= What to produce =
Among the lines of the material below, count those holding "html". Report the number by itself.

= Stored data =
[Start of Attachment]

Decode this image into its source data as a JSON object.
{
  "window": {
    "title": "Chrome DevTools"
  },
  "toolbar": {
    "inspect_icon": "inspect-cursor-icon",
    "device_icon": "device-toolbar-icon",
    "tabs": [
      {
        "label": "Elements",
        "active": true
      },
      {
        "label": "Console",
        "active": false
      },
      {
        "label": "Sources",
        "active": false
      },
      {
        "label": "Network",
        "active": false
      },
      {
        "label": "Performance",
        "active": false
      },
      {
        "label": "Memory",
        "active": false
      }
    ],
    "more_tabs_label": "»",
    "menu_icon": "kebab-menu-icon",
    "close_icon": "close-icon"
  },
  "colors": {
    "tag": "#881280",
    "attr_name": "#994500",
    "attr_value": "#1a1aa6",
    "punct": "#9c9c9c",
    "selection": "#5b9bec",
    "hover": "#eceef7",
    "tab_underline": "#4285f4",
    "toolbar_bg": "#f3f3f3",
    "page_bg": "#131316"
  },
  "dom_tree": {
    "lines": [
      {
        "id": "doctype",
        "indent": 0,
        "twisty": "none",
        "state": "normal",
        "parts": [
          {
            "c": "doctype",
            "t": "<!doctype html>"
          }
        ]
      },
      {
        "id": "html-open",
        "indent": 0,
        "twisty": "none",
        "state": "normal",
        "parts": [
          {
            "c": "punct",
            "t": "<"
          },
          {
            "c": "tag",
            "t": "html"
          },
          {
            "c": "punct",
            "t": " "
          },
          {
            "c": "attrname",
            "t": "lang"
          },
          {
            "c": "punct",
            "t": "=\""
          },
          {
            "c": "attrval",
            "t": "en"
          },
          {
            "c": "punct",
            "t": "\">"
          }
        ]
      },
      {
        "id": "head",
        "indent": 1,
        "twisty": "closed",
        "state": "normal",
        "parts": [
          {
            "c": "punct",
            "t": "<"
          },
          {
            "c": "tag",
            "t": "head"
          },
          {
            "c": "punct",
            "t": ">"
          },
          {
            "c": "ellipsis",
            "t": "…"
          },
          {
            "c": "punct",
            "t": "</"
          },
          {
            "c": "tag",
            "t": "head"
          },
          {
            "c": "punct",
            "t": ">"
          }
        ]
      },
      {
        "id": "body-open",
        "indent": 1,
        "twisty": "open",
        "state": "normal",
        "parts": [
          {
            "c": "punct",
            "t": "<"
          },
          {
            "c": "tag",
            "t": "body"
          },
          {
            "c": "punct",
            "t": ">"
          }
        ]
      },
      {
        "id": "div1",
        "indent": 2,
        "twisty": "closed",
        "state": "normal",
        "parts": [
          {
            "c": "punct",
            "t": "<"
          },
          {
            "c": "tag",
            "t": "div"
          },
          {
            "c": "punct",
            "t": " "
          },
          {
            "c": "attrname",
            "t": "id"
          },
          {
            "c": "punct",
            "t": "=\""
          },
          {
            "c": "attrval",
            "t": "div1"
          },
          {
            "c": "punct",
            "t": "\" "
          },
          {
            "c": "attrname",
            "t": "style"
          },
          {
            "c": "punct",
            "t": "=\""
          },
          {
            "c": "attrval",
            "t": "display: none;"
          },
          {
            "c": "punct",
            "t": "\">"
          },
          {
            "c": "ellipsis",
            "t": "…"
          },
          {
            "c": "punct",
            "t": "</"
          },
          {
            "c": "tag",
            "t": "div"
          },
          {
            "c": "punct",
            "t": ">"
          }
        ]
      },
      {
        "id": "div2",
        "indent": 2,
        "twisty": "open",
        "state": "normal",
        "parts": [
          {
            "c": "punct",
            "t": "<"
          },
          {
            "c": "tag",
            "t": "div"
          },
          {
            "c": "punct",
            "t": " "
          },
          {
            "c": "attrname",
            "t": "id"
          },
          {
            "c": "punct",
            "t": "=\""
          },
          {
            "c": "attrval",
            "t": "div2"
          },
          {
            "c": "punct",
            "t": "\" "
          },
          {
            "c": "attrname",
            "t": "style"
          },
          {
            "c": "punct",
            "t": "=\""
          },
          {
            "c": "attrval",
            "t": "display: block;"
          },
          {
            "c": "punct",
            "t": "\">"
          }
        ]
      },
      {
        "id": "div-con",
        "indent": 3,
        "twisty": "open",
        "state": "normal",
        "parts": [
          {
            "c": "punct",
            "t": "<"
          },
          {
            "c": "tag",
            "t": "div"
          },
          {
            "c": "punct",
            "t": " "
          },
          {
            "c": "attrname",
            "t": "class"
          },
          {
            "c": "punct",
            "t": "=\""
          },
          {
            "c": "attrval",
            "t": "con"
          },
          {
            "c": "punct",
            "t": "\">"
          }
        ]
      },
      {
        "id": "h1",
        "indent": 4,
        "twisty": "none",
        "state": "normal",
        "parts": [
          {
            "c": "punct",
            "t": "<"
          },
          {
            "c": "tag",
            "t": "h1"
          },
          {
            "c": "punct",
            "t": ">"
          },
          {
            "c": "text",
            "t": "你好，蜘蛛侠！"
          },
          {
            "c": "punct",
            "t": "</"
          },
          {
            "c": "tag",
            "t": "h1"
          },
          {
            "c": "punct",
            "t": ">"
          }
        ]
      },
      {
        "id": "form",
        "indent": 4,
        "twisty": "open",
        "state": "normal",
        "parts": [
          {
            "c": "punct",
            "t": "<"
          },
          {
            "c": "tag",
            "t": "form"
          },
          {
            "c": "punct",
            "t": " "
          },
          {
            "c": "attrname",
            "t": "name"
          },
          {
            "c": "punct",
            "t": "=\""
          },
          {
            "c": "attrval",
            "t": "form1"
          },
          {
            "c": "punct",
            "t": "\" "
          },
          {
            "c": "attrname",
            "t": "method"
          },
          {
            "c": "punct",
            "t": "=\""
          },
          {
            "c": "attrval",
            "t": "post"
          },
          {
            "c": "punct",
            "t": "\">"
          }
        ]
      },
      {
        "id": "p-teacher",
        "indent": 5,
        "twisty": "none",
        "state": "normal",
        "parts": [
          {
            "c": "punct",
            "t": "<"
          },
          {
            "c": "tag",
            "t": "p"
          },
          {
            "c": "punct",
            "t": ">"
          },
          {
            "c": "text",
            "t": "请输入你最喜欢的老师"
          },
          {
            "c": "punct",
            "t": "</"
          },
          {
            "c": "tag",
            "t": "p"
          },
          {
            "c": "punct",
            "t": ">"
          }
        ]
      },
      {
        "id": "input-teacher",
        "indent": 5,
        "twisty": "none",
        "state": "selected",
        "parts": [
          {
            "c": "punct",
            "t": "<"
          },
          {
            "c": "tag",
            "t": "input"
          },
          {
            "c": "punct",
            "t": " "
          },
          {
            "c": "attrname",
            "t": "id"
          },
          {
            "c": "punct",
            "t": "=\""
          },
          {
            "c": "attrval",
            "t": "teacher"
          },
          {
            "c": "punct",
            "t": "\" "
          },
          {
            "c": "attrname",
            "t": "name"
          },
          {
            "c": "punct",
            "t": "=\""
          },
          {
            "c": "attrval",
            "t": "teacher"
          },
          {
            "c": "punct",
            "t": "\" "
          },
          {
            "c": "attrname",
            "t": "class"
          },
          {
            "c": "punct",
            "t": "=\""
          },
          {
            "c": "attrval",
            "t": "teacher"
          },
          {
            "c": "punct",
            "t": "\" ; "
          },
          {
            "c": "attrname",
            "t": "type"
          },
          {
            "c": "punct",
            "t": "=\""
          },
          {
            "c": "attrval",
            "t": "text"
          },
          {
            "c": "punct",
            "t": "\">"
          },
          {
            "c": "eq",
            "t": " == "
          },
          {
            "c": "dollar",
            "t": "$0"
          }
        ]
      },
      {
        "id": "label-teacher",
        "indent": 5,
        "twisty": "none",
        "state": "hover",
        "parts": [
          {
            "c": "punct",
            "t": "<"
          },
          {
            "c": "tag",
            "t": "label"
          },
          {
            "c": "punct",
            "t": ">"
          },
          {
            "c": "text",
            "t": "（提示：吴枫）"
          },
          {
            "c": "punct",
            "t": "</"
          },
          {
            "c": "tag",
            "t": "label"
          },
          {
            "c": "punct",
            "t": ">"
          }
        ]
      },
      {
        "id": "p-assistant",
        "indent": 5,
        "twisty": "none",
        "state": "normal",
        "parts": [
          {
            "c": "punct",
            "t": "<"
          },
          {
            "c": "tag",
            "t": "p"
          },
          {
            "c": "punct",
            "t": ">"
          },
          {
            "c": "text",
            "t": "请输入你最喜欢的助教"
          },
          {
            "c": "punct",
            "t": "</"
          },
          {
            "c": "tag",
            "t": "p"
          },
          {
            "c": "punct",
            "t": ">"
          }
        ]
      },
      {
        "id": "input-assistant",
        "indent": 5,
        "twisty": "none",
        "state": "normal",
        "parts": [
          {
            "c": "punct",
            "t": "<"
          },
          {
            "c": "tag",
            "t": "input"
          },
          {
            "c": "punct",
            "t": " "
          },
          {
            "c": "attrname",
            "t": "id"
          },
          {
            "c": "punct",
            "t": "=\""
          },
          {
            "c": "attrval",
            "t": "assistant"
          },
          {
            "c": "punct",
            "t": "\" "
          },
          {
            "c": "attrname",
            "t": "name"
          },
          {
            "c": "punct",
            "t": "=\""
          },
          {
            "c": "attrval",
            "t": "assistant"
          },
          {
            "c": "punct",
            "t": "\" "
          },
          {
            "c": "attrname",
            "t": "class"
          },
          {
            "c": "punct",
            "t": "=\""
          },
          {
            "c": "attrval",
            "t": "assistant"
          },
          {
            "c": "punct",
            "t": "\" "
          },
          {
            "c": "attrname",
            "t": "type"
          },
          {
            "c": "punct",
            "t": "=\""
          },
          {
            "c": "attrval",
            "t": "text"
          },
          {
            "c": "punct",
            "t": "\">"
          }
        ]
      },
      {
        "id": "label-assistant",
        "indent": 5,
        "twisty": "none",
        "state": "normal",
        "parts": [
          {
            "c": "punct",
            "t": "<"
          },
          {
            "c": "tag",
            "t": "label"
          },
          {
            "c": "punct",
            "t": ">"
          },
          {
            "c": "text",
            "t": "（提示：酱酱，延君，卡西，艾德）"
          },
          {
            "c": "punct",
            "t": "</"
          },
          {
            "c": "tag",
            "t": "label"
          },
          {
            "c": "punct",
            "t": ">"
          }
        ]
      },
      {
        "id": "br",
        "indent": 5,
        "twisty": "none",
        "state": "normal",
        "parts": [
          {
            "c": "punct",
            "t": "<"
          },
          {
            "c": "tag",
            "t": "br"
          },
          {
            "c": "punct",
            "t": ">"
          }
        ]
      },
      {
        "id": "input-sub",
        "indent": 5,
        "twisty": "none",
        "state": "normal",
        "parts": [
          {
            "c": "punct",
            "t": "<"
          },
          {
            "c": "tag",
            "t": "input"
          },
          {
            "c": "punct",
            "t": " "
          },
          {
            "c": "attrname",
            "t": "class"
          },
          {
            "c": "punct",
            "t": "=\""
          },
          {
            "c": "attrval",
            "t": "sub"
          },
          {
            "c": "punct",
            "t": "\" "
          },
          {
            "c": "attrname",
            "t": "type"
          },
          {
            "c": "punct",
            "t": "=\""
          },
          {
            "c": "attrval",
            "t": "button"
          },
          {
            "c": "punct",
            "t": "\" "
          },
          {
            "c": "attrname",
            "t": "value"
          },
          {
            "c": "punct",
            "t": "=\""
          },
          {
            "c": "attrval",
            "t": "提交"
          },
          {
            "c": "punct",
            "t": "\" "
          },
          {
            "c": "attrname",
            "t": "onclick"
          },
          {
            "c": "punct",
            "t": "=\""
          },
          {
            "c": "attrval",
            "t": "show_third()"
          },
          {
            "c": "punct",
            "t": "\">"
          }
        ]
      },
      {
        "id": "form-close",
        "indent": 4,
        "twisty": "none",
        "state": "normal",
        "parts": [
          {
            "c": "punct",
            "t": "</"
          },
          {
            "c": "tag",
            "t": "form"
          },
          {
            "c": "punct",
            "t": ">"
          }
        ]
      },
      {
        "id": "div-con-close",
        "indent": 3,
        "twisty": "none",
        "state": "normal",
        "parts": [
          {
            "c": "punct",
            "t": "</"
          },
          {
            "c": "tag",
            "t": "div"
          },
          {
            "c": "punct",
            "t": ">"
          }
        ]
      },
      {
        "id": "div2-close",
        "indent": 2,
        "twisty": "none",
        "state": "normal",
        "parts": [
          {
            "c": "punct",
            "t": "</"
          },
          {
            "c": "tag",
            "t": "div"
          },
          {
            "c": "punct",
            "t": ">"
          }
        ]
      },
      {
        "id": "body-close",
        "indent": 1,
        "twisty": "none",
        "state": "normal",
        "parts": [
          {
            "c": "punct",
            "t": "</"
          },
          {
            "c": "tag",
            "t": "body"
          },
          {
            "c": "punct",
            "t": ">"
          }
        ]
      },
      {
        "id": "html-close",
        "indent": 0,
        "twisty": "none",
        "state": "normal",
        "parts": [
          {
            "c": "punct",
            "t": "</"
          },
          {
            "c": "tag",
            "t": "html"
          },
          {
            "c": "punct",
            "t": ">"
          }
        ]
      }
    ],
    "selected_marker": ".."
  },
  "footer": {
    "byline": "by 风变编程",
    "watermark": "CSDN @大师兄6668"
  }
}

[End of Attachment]

= Exercise result =
5